In the 1940s, Dr. Joseph Juran, prominent in the field of operations management, applied the 80-20 rule to quality control for business production. He demonstrated that 80% of product defects were caused by 20% of the problems in production methods. By focusing on and reducing the 20% of production problems, a business could increase its overall quality. Juran coined this phenomenon "the vital few and the trivial many."
Benefits of the 80-20 Rule
Although there is little scientific analysis that either proves or disproves the 80-20 rule's validity, there is much anecdotal evidence that supports the rule as being essentially valid, if not numerically accurate.
Performance results of salespeople in a wide range of businesses have demonstrated success by incorporating the 80-20 rule. In addition, external consultants who use Six Sigma and other management strategies have incorporated the 80-20 principle in their practices with good results.
When to Apply the 80-20 Rule
BowTiedArcticFox happened to stumble upon an article about the 80-20 rule. Because it said that you can use this concept in any field, Fox began to think about how he might apply the 80-20 rule to his blog project. He thought: I spent a great deal of my time, technical ability, and writing expertise to build this blog. Yet for all of this expended energy, I am getting very little traffic to the site.
He knew that even if a piece of content is spectacular, it is worth virtually nothing if no one reads it. Fox deduced that perhaps his marketing of the blog was a greater problem than the blog itself.
To apply the 80-20 rule, Fox decided to assign his "80%" to all that went into creating the blog, including its content; and as his "20%," he designated the blog's visitors.
Using web analytics, Fox focused closely on the blog's traffic. He asked:
Which sources comprise the top 20% of traffic to my blog?
Who are the top 20% of my audience that I wish to reach?
What are the characteristics of this audience as a group?
Can I afford to invest more money and effort into satisfying my top-20% readers?
In terms of content, which blog posts constitute the top 20% of my best-performing topics?

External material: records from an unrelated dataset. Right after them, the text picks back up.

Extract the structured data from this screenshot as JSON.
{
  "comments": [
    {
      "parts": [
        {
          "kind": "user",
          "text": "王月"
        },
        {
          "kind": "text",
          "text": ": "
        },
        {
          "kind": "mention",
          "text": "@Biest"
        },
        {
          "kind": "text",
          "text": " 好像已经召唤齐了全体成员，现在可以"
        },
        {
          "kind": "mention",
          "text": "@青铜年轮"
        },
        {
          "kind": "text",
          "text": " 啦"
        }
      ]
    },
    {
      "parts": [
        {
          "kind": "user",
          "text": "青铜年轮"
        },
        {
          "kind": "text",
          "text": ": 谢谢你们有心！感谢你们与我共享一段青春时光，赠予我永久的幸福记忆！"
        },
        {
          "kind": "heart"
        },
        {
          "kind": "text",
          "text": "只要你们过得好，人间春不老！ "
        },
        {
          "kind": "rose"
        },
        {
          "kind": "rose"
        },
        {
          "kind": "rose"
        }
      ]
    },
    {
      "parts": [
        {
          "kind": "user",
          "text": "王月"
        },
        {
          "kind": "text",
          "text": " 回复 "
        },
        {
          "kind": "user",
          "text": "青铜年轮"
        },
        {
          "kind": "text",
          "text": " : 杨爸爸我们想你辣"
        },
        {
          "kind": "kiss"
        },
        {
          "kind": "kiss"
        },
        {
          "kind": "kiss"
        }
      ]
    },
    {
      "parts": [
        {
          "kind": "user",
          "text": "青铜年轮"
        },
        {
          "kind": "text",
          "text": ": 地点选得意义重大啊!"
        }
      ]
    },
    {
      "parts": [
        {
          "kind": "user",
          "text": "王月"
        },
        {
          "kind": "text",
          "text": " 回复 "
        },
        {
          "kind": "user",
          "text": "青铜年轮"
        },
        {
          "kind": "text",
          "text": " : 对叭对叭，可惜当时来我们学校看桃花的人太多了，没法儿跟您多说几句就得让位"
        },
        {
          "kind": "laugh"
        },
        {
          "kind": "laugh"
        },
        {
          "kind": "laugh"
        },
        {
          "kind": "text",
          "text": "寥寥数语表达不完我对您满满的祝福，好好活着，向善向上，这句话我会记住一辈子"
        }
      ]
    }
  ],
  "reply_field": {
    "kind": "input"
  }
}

Can I improve upon those topics, and get even more traction from my content than I'm getting now?
Fox analyzed these questions and edited his blog accordingly:
He adjusted the blog's design and persona to align with those of his top-20% target audience, a strategy common in micromarketing.
He rewrote some content to meet his target reader's needs more fully.
By the way, When I was a roblox high rank. I never sought to see the perfect plan, I was a big risk taker, I was cocky. I found a battle plan and I implemented it, 20% of my time was calculations and battle plan, would account for 80% of the results. It didn’t matter if the plan was perfect, I had built up a skill of being able to take 20% of my time to calculate a quick play in order to achieve my results, it would compound. The next play can’t take up too much of my time because if it does i’d go through the fear of failure, over emphasizing the negative aspects of my plan and under-emphasizing the positive. I was skilled at being able to quickly take action and direct my energy towards figuring out what i can do that will lead to 80% of the results.
All I have in this world is my balls and my word and I don't break 'em for no one!
My balls gave the orders, and I always stuck to my word and went through.
Who put this thing together? Me, that’s who! Who do I trust? Me!
You worry too much. You’re gonna have a heart attack.
ps. i’m just a fox, I am having fun writing this.